▶ [ABOUT THIS EXERCISE]
Every entry here should be copied exactly.

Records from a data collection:
--------------------------------

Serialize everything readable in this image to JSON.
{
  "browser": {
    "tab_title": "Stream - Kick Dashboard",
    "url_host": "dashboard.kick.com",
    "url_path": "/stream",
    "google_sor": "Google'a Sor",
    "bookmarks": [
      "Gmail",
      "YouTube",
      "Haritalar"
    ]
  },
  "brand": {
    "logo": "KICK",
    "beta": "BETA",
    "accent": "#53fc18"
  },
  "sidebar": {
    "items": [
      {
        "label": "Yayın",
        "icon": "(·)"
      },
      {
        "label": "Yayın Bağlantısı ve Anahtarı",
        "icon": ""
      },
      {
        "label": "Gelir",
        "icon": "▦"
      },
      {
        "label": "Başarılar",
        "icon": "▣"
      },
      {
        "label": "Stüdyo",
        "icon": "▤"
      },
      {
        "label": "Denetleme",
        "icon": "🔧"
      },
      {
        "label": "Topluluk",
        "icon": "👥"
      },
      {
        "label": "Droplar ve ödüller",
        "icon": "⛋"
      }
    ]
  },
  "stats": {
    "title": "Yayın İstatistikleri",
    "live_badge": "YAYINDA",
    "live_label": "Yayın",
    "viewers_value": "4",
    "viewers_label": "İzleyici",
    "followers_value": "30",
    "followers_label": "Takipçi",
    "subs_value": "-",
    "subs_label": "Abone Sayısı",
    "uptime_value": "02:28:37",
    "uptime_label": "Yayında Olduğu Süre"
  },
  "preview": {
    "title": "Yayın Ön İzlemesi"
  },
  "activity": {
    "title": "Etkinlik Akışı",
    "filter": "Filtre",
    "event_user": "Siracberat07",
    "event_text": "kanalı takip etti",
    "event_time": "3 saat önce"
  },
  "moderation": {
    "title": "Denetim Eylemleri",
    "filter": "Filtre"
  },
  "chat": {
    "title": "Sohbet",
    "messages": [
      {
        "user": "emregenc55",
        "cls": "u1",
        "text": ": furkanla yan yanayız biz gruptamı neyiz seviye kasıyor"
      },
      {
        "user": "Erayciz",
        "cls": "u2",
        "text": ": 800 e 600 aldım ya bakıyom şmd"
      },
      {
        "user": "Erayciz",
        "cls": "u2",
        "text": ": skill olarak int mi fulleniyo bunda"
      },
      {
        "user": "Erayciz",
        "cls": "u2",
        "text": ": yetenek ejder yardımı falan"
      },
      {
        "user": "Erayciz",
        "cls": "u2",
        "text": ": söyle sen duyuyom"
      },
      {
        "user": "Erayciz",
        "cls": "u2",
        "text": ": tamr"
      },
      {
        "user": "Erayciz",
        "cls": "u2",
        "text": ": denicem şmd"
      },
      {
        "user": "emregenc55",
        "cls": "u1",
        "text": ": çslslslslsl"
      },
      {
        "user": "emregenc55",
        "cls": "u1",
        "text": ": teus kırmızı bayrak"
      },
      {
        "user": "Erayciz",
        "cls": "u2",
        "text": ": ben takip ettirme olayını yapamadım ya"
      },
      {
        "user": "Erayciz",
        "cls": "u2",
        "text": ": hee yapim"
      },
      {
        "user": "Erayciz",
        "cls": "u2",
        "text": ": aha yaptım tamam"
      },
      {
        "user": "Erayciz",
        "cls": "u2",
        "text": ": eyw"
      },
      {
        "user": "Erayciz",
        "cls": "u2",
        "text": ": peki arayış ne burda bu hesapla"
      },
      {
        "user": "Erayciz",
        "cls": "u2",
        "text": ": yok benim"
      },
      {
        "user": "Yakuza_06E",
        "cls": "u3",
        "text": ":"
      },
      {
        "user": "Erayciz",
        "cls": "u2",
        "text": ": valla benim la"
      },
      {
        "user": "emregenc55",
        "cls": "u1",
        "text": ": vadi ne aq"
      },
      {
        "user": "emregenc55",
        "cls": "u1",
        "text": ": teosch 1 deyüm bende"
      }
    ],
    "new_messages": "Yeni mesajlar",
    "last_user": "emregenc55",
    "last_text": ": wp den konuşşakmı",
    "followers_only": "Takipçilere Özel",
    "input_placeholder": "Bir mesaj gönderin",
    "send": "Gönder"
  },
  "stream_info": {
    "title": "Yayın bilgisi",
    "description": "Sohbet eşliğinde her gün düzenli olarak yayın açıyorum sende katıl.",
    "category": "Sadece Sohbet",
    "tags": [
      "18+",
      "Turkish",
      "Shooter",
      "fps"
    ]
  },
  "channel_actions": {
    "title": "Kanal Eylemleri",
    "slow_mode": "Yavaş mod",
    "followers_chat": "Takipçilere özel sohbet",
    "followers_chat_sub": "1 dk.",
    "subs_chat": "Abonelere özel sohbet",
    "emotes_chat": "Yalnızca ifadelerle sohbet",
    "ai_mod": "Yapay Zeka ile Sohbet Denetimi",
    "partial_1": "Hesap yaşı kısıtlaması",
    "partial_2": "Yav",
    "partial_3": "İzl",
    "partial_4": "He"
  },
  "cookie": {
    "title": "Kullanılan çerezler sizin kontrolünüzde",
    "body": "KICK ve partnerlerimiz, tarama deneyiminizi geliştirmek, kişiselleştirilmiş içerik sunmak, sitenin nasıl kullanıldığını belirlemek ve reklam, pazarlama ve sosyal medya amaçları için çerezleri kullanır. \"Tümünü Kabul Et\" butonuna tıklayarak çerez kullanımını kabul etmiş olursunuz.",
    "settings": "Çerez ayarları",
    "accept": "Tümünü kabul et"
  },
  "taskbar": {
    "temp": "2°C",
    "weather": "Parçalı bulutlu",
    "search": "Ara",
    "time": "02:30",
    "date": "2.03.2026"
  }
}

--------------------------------

▶ [FINAL ANSWER]
Serialize everything readable in this image to JSON.
{
  "browser": {
    "tab_title": "Stream - Kick Dashboard",
    "url_host": "dashboard.kick.com",
    "url_path": "/stream",
    "google_sor": "Google'a Sor",
    "bookmarks": [
      "Gmail",
      "YouTube",
      "Haritalar"
    ]
  },
  "brand": {
    "logo": "KICK",
    "beta": "BETA",
    "accent": "#53fc18"
  },
  "sidebar": {
    "items": [
      {
        "label": "Yayın",
        "icon": "(·)"
      },
      {
        "label": "Yayın Bağlantısı ve Anahtarı",
        "icon": ""
      },
      {
        "label": "Gelir",
        "icon": "▦"
      },
      {
        "label": "Başarılar",
        "icon": "▣"
      },
      {
        "label": "Stüdyo",
        "icon": "▤"
      },
      {
        "label": "Denetleme",
        "icon": "🔧"
      },
      {
        "label": "Topluluk",
        "icon": "👥"
      },
      {
        "label": "Droplar ve ödüller",
        "icon": "⛋"
      }
    ]
  },
  "stats": {
    "title": "Yayın İstatistikleri",
    "live_badge": "YAYINDA",
    "live_label": "Yayın",
    "viewers_value": "4",
    "viewers_label": "İzleyici",
    "followers_value": "30",
    "followers_label": "Takipçi",
    "subs_value": "-",
    "subs_label": "Abone Sayısı",
    "uptime_value": "02:28:37",
    "uptime_label": "Yayında Olduğu Süre"
  },
  "preview": {
    "title": "Yayın Ön İzlemesi"
  },
  "activity": {
    "title": "Etkinlik Akışı",
    "filter": "Filtre",
    "event_user": "Siracberat07",
    "event_text": "kanalı takip etti",
    "event_time": "3 saat önce"
  },
  "moderation": {
    "title": "Denetim Eylemleri",
    "filter": "Filtre"
  },
  "chat": {
    "title": "Sohbet",
    "messages": [
      {
        "user": "emregenc55",
        "cls": "u1",
        "text": ": furkanla yan yanayız biz gruptamı neyiz seviye kasıyor"
      },
      {
        "user": "Erayciz",
        "cls": "u2",
        "text": ": 800 e 600 aldım ya bakıyom şmd"
      },
      {
        "user": "Erayciz",
        "cls": "u2",
        "text": ": skill olarak int mi fulleniyo bunda"
      },
      {
        "user": "Erayciz",
        "cls": "u2",
        "text": ": yetenek ejder yardımı falan"
      },
      {
        "user": "Erayciz",
        "cls": "u2",
        "text": ": söyle sen duyuyom"
      },
      {
        "user": "Erayciz",
        "cls": "u2",
        "text": ": tamr"
      },
      {
        "user": "Erayciz",
        "cls": "u2",
        "text": ": denicem şmd"
      },
      {
        "user": "emregenc55",
        "cls": "u1",
        "text": ": çslslslslsl"
      },
      {
        "user": "emregenc55",
        "cls": "u1",
        "text": ": teus kırmızı bayrak"
      },
      {
        "user": "Erayciz",
        "cls": "u2",
        "text": ": ben takip ettirme olayını yapamadım ya"
      },
      {
        "user": "Erayciz",
        "cls": "u2",
        "text": ": hee yapim"
      },
      {
        "user": "Erayciz",
        "cls": "u2",
        "text": ": aha yaptım tamam"
      },
      {
        "user": "Erayciz",
        "cls": "u2",
        "text": ": eyw"
      },
      {
        "user": "Erayciz",
        "cls": "u2",
        "text": ": peki arayış ne burda bu hesapla"
      },
      {
        "user": "Erayciz",
        "cls": "u2",
        "text": ": yok benim"
      },
      {
        "user": "Yakuza_06E",
        "cls": "u3",
        "text": ":"
      },
      {
        "user": "Erayciz",
        "cls": "u2",
        "text": ": valla benim la"
      },
      {
        "user": "emregenc55",
        "cls": "u1",
        "text": ": vadi ne aq"
      },
      {
        "user": "emregenc55",
        "cls": "u1",
        "text": ": teosch 1 deyüm bende"
      }
    ],
    "new_messages": "Yeni mesajlar",
    "last_user": "emregenc55",
    "last_text": ": wp den konuşşakmı",
    "followers_only": "Takipçilere Özel",
    "input_placeholder": "Bir mesaj gönderin",
    "send": "Gönder"
  },
  "stream_info": {
    "title": "Yayın bilgisi",
    "description": "Sohbet eşliğinde her gün düzenli olarak yayın açıyorum sende katıl.",
    "category": "Sadece Sohbet",
    "tags": [
      "18+",
      "Turkish",
      "Shooter",
      "fps"
    ]
  },
  "channel_actions": {
    "title": "Kanal Eylemleri",
    "slow_mode": "Yavaş mod",
    "followers_chat": "Takipçilere özel sohbet",
    "followers_chat_sub": "1 dk.",
    "subs_chat": "Abonelere özel sohbet",
    "emotes_chat": "Yalnızca ifadelerle sohbet",
    "ai_mod": "Yapay Zeka ile Sohbet Denetimi",
    "partial_1": "Hesap yaşı kısıtlaması",
    "partial_2": "Yav",
    "partial_3": "İzl",
    "partial_4": "He"
  },
  "cookie": {
    "title": "Kullanılan çerezler sizin kontrolünüzde",
    "body": "KICK ve partnerlerimiz, tarama deneyiminizi geliştirmek, kişiselleştirilmiş içerik sunmak, sitenin nasıl kullanıldığını belirlemek ve reklam, pazarlama ve sosyal medya amaçları için çerezleri kullanır. \"Tümünü Kabul Et\" butonuna tıklayarak çerez kullanımını kabul etmiş olursunuz.",
    "settings": "Çerez ayarları",
    "accept": "Tümünü kabul et"
  },
  "taskbar": {
    "temp": "2°C",
    "weather": "Parçalı bulutlu",
    "search": "Ara",
    "time": "02:30",
    "date": "2.03.2026"
  }
}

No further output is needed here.